5 Ways The Prosecution Lost The Zimmerman Case

    A former assistant district attorney breaks it down.

    I am not surprised George Zimmerman was acquitted. While juries are inherently unpredictable, and I never "root" for any side, Zimmerman's acquittal came as no surprise because of a number of things that happened at this trial, none of which I had ever seen before, and all of which favored the defense.

    Prosecution's Witnesses Undercut the Prosecution's Case

    The prosecution needed to prove that George Zimmerman acted with ill will, hatred, or spite. However, its own witness, Detective Doris Singleton testified that Zimmerman did not appear to exhibit these qualities. I have tried cases where I had to show defendants acted intentionally, or recklessly, or with depravity, and never once did I have a case where my own witness completely contradicted what I myself was legally required to prove.

    Prosecution's Witness Said He Believed the Defendant

    I have never seen a case where the prosecution's own witness said, point-blank, "I believed the defendant's story." Folks, this is unheard of. And yet it happened in this case, said Detective Christopher Serino. The testimony was ultimately stricken from the record, but, as we say in the trial biz, "You can't unring the bell."

    This was devastating for the prosecution.

    Another Witness Corroborated Zimmerman's Version of Events
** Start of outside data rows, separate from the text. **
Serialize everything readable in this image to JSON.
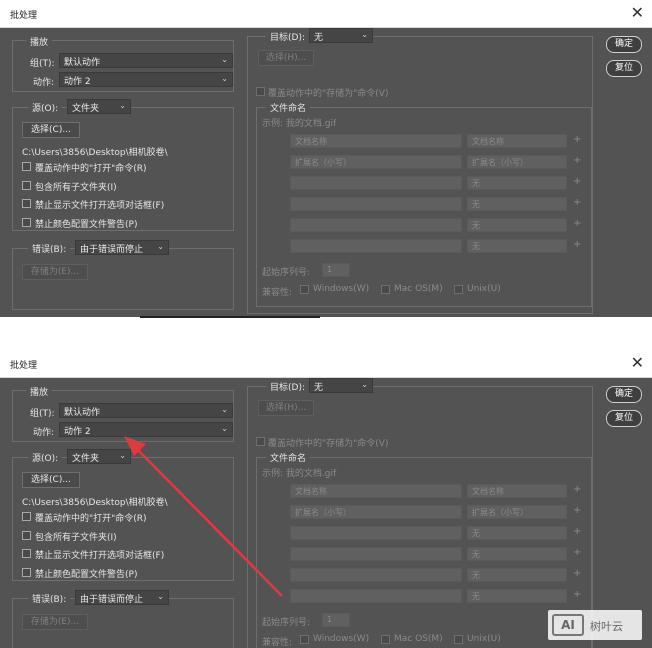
{
  "dialog": {
    "title": "批处理",
    "close_glyph": "✕"
  },
  "play": {
    "group_title": "播放",
    "set_label": "组(T):",
    "set_value": "默认动作",
    "action_label": "动作:",
    "action_value": "动作 2"
  },
  "source": {
    "label": "源(O):",
    "value": "文件夹",
    "choose_button": "选择(C)...",
    "path": "C:\\Users\\3856\\Desktop\\相机胶卷\\",
    "options": [
      "覆盖动作中的\"打开\"命令(R)",
      "包含所有子文件夹(I)",
      "禁止显示文件打开选项对话框(F)",
      "禁止颜色配置文件警告(P)"
    ]
  },
  "errors": {
    "label": "错误(B):",
    "value": "由于错误而停止",
    "save_as_button": "存储为(E)..."
  },
  "destination": {
    "label": "目标(D):",
    "value": "无",
    "choose_button": "选择(H)...",
    "override_label": "覆盖动作中的\"存储为\"命令(V)",
    "naming_title": "文件命名",
    "example": "示例: 我的文档.gif",
    "rows": [
      {
        "left": "文档名称",
        "right": "文档名称"
      },
      {
        "left": "扩展名（小写）",
        "right": "扩展名（小写）"
      },
      {
        "left": "",
        "right": "无"
      },
      {
        "left": "",
        "right": "无"
      },
      {
        "left": "",
        "right": "无"
      },
      {
        "left": "",
        "right": "无"
      }
    ],
    "plus_glyph": "+",
    "serial_label": "起始序列号:",
    "serial_value": "1",
    "compat_label": "兼容性:",
    "compat_windows": "Windows(W)",
    "compat_mac": "Mac OS(M)",
    "compat_unix": "Unix(U)"
  },
  "buttons": {
    "ok": "确定",
    "reset": "复位"
  },
  "watermark": {
    "logo": "AI",
    "text": "树叶云"
  },
  "colors": {
    "panel": "#535353",
    "annotation_arrow": "#e0393e"
  }
}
    John Good, a witness called by the prosecution, testified he saw Trayvon Martin straddling George Zimmerman, totally undercutting the state's case and fully corroborating Zimmerman's version.

    When the prosecution's only path to victory necessitates that it convince the jury to disregard the testimony of many of his own witnesses, well, then you know it's in big, big trouble.

    There were numerous other facts that emerged at trial to corroborate Zimmerman's version of events, or undercut the prosecution's attempt to portray Zimmerman as a racist vigilante. Murderers, for example, generally don't summon the police to the scene minutes before their crime; they don't commit a murder when they know the cops are on the way; they don't make numerous voluntary statements without ever asking for a lawyer; they don't have visible injuries that corroborate their version of events; and they don't say, "Thank God," when being (falsely) told by a detective that the whole thing was caught on video. But the testimony of the witnesses for the prosecution also weakened its case.

    Zimmerman's Statement

    In his statement to police and in an interview with Sean Hannity, George Zimmerman outlined out the elements of a valid self-defense claim.

    Ultimately, the Hannity interview was played to the jury, and because it was played, Zimmerman's defense team wisely realized that Zimmerman had no need to testify at trial, thereby allowing him to avoid the risks associated with cross-examination. We now know from the verdict, the jury apparently did credit his version as true.

    But surprisingly, the prosecution put all of Zimmerman's statements into evidence, underestimating perhaps, how influential they would be to the jury.

    As a prosecutor, I put many incriminating statements — confessions — into evidence, but never would I have used a self-serving statement that made out all the elements of a legally recognized defense.

    The Racial Profiling Argument

    The prosecution spent a lot of time and effort attempting to prove that George Zimmerman engaged in racial profiling and showing that none of this would have occurred if Zimmerman had not profiled Martin.

    But even if both of those statements are entirely true, that's not enough to convict Zimmerman — a jury could conclude that Zimmerman had initially followed Trayvon Martin because of race, and but for that motivation, this confrontation would never have occurred, and yet still have found Zimmerman acted in self-defense.

    Of course this is what makes the outcome understandably disappointing to many people: A man who seems to have acted with improper motives, and whose improper motives led to the deadly confrontation, can still be found not guilty.

    It may well be the case that Trayvon Martin would be alive today if he had been a white kid walking home that night. It may well be that the detectives and ultimately the jury would have been less inclined to believe George Zimmerman's self-defense claim if Trayvon Martin had been white. We will never know for sure.

    The jury's verdict does not address those other questions, but the verdict was not supposed to address those issues.

    Elliot Felig was an assistant district attorney from 1996–2009 in the Manhattan District Attorney's Office, and a homicide prosecutor from 2003–2009. He has a private practice in New York.